A recent conversation with our visiting teachers from Holland reminded me of the historical struggle between orthodoxy and heterodoxy. Let’s define orthodoxy as the belief in a singular idea as correct, and heterodoxy as the willingness to consider multiple ideas as a means of finding which is correct.
Orthodoxy is comforting. I know it gets a bad rap as it is associated with extreme religion, but orthodoxy is really any singular belief. Parents will always love their children; breakfast is the most important meal of the day; education is the key to being successful: each is an example of orthodoxy. We believe them (if we do) completely, and do not admit challenges to them. Once we decide to believe in any idea as orthodoxy, the multiple other possibilities for explaining the universe disappear and we can dwell calmly inside of our own singular belief.
Heterodoxy, on the other hand, is messy. It allows for multiple possible ideas to lead to an answer, and even invites the post-modern notion that there is no one answer to a question.
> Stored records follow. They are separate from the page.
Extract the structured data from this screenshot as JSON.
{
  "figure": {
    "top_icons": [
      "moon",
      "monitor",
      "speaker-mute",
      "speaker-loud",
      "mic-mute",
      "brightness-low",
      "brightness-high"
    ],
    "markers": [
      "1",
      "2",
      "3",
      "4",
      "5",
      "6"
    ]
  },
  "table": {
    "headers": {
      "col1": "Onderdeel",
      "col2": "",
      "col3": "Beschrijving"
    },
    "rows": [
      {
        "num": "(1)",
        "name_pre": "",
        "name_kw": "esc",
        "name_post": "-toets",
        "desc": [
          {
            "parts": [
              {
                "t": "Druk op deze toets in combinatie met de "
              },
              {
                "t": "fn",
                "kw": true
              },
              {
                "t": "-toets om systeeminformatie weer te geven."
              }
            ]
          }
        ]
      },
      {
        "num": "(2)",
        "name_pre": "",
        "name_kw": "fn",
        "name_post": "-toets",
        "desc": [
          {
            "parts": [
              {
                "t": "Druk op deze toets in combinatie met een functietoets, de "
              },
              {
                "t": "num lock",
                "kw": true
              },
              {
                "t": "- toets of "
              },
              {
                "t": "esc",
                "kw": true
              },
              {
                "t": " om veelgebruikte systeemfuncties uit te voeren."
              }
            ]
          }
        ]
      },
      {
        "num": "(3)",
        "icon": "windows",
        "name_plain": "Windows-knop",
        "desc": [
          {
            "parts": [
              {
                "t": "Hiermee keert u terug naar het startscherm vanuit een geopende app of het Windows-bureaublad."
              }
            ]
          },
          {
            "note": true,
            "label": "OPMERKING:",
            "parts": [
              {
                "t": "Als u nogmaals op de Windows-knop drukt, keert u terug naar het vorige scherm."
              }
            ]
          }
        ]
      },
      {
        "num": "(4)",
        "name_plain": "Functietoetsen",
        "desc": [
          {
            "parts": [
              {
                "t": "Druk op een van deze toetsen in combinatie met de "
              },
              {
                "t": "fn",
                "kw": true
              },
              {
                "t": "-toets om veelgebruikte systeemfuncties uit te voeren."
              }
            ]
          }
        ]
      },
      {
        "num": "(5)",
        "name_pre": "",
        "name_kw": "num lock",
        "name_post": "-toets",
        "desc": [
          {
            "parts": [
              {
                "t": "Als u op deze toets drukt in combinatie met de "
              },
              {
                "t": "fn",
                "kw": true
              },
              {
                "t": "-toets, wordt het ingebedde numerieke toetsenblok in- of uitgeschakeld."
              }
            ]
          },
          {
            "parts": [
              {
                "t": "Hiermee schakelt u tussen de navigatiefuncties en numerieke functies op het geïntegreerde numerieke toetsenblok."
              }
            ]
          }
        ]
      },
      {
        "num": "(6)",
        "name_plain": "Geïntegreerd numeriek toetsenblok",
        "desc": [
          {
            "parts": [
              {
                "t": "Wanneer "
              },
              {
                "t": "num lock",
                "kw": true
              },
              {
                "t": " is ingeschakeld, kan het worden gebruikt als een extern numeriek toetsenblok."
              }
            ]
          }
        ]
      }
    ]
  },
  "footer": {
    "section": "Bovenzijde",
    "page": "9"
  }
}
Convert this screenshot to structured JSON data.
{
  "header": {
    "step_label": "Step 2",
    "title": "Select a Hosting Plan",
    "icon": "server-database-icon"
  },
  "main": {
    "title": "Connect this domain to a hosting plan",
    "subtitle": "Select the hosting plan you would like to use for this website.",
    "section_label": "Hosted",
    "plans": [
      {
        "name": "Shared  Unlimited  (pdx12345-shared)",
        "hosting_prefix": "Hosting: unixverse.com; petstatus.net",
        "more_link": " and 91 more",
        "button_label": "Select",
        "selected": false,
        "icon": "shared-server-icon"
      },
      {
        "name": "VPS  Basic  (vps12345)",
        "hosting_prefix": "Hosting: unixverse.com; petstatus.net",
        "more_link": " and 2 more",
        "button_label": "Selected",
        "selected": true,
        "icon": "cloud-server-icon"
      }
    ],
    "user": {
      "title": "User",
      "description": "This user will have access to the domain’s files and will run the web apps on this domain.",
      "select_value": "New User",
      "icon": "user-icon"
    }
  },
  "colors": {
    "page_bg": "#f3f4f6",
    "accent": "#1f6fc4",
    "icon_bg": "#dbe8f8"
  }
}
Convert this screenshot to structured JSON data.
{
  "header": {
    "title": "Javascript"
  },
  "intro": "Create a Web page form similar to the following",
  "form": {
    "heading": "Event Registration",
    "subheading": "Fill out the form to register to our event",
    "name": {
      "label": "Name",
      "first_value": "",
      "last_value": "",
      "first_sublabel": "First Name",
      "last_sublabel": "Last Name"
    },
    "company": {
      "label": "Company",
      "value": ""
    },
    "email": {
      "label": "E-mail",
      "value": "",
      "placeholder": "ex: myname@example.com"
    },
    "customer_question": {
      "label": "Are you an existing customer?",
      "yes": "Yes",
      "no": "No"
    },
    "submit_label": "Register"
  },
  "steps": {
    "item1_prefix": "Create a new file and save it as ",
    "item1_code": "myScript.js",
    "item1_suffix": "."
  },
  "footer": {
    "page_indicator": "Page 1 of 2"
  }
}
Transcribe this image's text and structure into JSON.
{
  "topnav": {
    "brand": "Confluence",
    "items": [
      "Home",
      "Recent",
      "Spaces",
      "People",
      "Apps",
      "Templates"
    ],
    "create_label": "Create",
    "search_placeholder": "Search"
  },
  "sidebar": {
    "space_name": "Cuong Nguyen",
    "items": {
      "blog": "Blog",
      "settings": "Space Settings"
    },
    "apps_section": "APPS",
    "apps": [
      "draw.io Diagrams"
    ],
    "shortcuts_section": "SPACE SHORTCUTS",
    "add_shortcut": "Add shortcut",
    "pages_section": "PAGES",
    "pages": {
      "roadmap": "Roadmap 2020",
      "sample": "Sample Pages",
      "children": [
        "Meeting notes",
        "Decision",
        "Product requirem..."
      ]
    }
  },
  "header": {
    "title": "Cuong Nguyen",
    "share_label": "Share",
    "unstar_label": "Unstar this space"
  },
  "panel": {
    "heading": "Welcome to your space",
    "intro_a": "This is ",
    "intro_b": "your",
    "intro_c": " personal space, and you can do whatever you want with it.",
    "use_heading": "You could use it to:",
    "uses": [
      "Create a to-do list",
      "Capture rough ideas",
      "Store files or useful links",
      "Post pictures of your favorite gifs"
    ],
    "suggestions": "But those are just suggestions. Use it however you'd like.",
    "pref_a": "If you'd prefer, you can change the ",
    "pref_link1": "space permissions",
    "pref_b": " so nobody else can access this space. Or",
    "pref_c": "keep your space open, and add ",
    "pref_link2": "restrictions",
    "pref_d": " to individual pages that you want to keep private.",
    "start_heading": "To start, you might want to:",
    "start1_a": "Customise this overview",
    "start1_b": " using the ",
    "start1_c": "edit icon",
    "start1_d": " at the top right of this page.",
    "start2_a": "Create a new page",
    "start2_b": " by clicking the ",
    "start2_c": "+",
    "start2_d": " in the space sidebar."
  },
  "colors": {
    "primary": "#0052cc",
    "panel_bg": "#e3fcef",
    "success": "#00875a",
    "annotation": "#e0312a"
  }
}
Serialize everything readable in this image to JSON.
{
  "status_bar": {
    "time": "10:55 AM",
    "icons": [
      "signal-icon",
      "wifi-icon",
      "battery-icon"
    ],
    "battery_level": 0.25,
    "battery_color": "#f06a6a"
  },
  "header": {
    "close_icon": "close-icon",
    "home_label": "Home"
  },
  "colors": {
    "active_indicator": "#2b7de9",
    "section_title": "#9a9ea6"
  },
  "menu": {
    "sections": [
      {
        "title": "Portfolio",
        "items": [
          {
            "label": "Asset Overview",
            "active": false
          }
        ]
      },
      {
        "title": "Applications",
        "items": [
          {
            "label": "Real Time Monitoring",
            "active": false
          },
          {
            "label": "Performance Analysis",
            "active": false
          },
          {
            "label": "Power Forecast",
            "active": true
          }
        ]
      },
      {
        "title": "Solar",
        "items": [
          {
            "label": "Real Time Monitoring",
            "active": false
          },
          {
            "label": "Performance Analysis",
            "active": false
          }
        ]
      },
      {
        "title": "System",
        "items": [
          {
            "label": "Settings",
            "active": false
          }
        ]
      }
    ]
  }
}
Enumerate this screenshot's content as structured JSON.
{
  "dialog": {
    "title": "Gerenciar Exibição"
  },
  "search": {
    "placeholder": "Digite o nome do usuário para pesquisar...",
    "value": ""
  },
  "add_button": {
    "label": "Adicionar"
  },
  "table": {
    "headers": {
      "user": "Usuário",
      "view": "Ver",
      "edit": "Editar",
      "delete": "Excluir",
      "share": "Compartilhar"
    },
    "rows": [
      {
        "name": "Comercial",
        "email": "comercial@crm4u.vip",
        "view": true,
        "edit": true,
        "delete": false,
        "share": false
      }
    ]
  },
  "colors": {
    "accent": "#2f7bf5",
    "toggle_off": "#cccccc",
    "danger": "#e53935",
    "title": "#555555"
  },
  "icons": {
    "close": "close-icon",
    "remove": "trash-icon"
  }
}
It fosters calamity in our minds, but for the very best reason: plurality of thought. Without heterodoxy, inquiry would only look like inquiry, but seem a farce. We wouldn’t be thinking critically, just pretending to be walking the path of those who have thought before us. Scholasticism would be banal, heartless, and flat.
Which do you honor more? What are your core beliefs and how willing are you to admit true, honest inquiry to them? I suggest that both orthodoxy and heterodoxy have important places in our lives: neither meets all of our needs and neither is wholly insufficient. While we favor heterodoxy at The Academy for the reasons presented above, it is not to argue that orthodoxy does not and cannot exist for us, but merely that it does at a price.